King Arthur: Legendary figure was real and lived most of his life in Strathclyde, academic claims

Academic claims King Arthur was real - and reveals where he lived

Dr Andrew Breeze says the legendary figure did exist – but was a general, not a king
Earth has 'lost more than half its trees' since humans first started cutting them down

Axe-wielding Man fells half the world’s trees – leaving us just 422 each

However, the number of trees may be eight times higher than previously thought
Theme parks continue to draw in thrill-seekers despite the risks - so why are we so addicted?

Why are we addicted to theme parks?

Now that Banksy has unveiled his own dystopian version, Christopher Beanland considers the ups and downs of our endless quest for amusement
Tourism in Iran: The country will soon be opening up again after years of isolation

Iran is opening up again to tourists

After years of isolation, Iran is reopening its embassies abroad. Soon, there'll be the chance for the adventurous to holiday there
10 best PS4 games

10 best PS4 games

Can’t wait for the new round of blockbusters due out this autumn? We played through last year’s offering
Transfer window: Ten things we learnt

Ten things we learnt from the transfer window

Record-breaking spending shows FFP restraint no longer applies
Migrant crisis: UN official Philippe Douste-Blazy reveals the harrowing sights he encountered among refugees arriving on Lampedusa

‘Can we really just turn away?’

Dead bodies, men drowning, women miscarrying – a senior UN figure on the horrors he has witnessed among migrants arriving on Lampedusa, and urges politicians not to underestimate our caring nature
Nine of Syria and Iraq's 10 world heritage sites are in danger as Isis ravages centuries of history

Nine of Syria and Iraq's 10 world heritage sites are in danger...

... and not just because of Isis vandalism
Girl on a Plane: An exclusive extract of the novelisation inspired by the 1970 Palestinian fighters hijack

Girl on a Plane

An exclusive extract of the novelisation inspired by the 1970 Palestinian fighters hijack
Why Frederick Forsyth's spying days could spell disaster for today's journalists

Why Frederick Forsyth's spying days could spell disaster for today's journalists

The author of 'The Day of the Jackal' has revealed he spied for MI6 while a foreign correspondent
Markus Persson: If being that rich is so bad, why not just give it all away?

That's a bit rich

The billionaire inventor of computer game Minecraft says he is bored, lonely and isolated by his vast wealth. If it’s that bad, says Simon Kelner, why not just give it all away?
Euro 2016: Chris Coleman on course to end half a century of hurt for Wales

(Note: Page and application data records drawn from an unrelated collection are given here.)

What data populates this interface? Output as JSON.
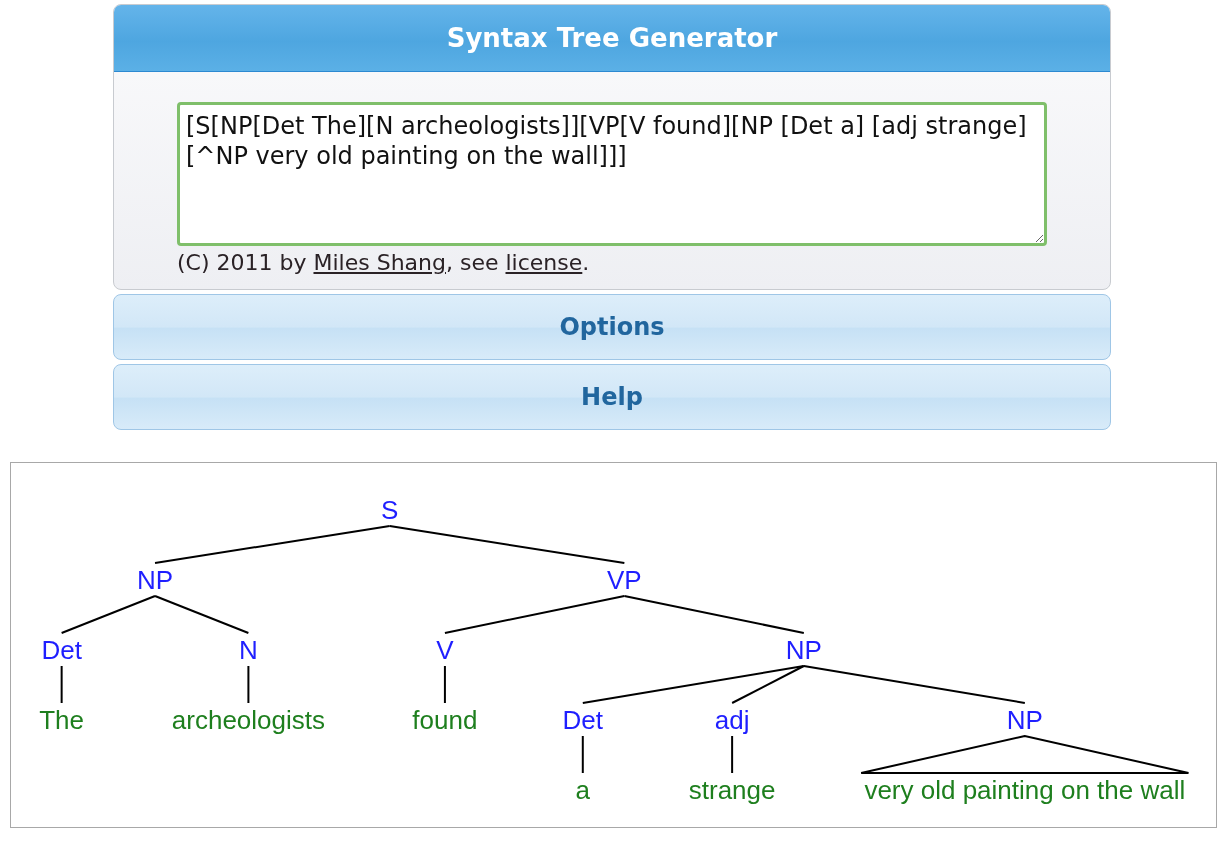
{
  "header": {
    "title": "Syntax Tree Generator"
  },
  "input": {
    "value": "[S[NP[Det The][N archeologists]][VP[V found][NP [Det a] [adj strange][^NP very old painting on the wall]]]"
  },
  "footer": {
    "prefix": "(C) 2011 by ",
    "author_link": "Miles Shang",
    "middle": ", see ",
    "license_link": "license",
    "suffix": "."
  },
  "sections": [
    {
      "label": "Options"
    },
    {
      "label": "Help"
    }
  ],
  "tree": {
    "label": "S",
    "kind": "phrase",
    "children": [
      {
        "label": "NP",
        "kind": "phrase",
        "children": [
          {
            "label": "Det",
            "kind": "phrase",
            "children": [
              {
                "label": "The",
                "kind": "word"
              }
            ]
          },
          {
            "label": "N",
            "kind": "phrase",
            "children": [
              {
                "label": "archeologists",
                "kind": "word"
              }
            ]
          }
        ]
      },
      {
        "label": "VP",
        "kind": "phrase",
        "children": [
          {
            "label": "V",
            "kind": "phrase",
            "children": [
              {
                "label": "found",
                "kind": "word"
              }
            ]
          },
          {
            "label": "NP",
            "kind": "phrase",
            "children": [
              {
                "label": "Det",
                "kind": "phrase",
                "children": [
                  {
                    "label": "a",
                    "kind": "word"
                  }
                ]
              },
              {
                "label": "adj",
                "kind": "phrase",
                "children": [
                  {
                    "label": "strange",
                    "kind": "word"
                  }
                ]
              },
              {
                "label": "NP",
                "kind": "phrase",
                "triangle": true,
                "children": [
                  {
                    "label": "very old painting on the wall",
                    "kind": "word"
                  }
                ]
              }
            ]
          }
        ]
      }
    ]
  }
}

Coleman on course to end half a century of hurt for Wales

Wales last qualified for major tournament in 1958 but after several near misses the current crop can book place at Euro 2016 and end all the indifference